### Exercise requirements
The answer should consist of each line below that contains the word "badge".

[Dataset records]
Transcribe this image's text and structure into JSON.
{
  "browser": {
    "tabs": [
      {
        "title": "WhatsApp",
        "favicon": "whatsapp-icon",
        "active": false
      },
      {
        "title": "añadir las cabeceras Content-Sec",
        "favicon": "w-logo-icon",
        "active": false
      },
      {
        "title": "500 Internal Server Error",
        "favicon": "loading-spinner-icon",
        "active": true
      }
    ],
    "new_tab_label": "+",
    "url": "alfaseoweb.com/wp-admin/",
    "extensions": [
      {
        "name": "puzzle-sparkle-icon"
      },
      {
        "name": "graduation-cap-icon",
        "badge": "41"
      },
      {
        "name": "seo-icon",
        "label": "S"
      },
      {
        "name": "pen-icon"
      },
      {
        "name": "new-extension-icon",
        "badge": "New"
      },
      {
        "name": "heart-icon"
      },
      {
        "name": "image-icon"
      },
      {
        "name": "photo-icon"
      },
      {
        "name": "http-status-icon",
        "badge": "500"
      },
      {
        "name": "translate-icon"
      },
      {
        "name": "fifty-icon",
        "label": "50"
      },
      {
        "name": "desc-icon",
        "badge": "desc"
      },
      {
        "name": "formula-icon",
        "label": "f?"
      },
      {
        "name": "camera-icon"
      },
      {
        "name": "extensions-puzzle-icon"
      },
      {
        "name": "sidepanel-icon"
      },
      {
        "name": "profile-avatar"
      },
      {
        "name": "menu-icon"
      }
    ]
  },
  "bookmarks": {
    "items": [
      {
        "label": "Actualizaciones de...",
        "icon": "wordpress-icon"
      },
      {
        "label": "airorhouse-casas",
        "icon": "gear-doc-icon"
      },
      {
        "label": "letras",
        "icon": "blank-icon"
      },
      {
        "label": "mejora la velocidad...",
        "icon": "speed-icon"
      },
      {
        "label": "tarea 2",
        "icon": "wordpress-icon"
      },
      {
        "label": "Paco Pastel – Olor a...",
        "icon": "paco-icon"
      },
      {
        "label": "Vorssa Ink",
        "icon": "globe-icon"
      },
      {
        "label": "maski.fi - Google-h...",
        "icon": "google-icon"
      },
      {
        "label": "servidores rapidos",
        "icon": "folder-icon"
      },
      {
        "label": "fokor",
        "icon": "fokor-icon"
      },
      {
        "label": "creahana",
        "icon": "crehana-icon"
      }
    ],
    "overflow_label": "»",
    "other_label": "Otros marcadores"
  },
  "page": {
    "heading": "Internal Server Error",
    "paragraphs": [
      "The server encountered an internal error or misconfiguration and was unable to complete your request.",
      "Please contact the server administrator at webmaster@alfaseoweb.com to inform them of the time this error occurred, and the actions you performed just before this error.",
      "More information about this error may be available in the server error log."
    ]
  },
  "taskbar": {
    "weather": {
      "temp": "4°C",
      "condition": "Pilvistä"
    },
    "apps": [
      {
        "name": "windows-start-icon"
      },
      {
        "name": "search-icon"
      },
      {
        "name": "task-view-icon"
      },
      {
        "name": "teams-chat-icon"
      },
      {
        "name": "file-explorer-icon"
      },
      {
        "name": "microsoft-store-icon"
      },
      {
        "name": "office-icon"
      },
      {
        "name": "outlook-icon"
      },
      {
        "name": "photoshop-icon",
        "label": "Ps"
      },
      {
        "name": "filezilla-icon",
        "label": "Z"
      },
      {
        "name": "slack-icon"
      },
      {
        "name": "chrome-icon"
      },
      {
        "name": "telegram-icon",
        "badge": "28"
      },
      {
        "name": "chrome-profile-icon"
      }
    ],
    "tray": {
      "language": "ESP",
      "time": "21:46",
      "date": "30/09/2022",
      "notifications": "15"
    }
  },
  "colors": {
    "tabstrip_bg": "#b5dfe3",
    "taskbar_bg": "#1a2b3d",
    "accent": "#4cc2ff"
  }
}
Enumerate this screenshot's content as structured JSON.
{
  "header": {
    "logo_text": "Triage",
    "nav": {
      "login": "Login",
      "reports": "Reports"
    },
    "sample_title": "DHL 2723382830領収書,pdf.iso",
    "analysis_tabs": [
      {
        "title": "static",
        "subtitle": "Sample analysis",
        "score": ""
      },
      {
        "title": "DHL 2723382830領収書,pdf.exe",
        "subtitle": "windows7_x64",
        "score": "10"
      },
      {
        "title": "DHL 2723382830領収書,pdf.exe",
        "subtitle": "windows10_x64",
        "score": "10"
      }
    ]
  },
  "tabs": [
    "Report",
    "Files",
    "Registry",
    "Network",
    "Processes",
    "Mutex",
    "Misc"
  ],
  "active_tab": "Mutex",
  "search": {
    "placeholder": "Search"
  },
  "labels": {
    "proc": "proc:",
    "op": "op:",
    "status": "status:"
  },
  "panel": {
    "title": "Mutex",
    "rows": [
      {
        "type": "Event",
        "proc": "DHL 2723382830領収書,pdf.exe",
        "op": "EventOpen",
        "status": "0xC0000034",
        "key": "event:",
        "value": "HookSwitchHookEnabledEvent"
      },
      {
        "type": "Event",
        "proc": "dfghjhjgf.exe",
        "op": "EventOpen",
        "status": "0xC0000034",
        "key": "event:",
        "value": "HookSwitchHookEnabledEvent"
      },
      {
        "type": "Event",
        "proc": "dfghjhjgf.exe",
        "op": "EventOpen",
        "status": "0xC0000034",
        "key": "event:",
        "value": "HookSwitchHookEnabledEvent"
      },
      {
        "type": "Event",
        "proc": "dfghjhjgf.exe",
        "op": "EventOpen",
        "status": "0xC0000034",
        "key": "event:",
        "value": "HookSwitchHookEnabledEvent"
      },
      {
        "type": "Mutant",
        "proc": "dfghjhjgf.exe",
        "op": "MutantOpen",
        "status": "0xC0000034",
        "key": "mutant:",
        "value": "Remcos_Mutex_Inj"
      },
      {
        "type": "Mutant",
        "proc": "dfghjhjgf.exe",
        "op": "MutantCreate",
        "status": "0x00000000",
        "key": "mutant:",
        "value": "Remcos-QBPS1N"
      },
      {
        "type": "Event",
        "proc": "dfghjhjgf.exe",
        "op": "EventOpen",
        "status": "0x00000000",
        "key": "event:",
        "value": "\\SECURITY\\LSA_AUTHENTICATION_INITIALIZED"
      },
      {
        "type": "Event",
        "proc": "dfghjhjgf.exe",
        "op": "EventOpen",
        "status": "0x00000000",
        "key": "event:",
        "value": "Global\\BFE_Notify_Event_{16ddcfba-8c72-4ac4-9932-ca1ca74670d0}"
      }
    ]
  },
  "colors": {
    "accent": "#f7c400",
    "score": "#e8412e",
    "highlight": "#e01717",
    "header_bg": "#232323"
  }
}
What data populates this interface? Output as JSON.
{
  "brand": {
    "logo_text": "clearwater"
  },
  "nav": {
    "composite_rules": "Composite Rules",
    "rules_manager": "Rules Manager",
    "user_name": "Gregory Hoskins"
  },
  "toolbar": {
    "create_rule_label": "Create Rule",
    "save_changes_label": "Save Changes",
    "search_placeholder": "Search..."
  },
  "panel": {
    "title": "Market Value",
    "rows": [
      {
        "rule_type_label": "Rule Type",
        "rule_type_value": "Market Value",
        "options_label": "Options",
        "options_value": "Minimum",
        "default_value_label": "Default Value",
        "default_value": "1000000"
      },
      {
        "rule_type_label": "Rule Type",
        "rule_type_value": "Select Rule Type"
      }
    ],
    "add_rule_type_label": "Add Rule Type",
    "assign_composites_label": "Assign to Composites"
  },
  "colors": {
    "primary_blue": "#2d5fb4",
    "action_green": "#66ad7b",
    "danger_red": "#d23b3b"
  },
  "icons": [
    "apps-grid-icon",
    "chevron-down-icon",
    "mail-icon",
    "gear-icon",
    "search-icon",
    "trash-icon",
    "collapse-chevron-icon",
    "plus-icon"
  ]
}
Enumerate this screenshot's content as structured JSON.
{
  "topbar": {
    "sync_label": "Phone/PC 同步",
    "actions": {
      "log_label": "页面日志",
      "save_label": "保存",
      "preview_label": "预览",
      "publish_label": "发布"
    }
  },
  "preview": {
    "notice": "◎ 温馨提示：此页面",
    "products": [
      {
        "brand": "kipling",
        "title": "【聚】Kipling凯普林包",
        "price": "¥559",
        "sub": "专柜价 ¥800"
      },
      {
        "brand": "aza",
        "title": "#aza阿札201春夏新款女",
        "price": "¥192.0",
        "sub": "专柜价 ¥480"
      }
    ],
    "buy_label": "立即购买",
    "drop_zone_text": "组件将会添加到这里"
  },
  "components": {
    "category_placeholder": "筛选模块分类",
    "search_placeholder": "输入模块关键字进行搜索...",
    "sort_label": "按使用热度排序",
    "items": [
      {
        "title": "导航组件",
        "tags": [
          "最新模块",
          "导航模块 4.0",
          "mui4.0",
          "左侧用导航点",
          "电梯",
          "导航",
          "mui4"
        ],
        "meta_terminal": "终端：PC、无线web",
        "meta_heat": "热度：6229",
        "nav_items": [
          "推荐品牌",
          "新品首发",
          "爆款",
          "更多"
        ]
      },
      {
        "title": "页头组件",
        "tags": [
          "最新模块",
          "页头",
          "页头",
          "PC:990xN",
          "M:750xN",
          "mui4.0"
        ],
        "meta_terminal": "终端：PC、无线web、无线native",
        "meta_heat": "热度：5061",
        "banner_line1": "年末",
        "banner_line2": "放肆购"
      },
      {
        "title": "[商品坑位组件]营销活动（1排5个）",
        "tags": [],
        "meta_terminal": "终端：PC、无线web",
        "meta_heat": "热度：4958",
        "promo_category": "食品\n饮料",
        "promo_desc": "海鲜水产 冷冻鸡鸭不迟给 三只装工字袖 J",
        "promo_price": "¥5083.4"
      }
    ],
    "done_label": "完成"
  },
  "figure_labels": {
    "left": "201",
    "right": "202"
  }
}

### Exercise response
        "badge": "41"
        "badge": "New"
        "badge": "500"
        "badge": "desc"
        "badge": "28"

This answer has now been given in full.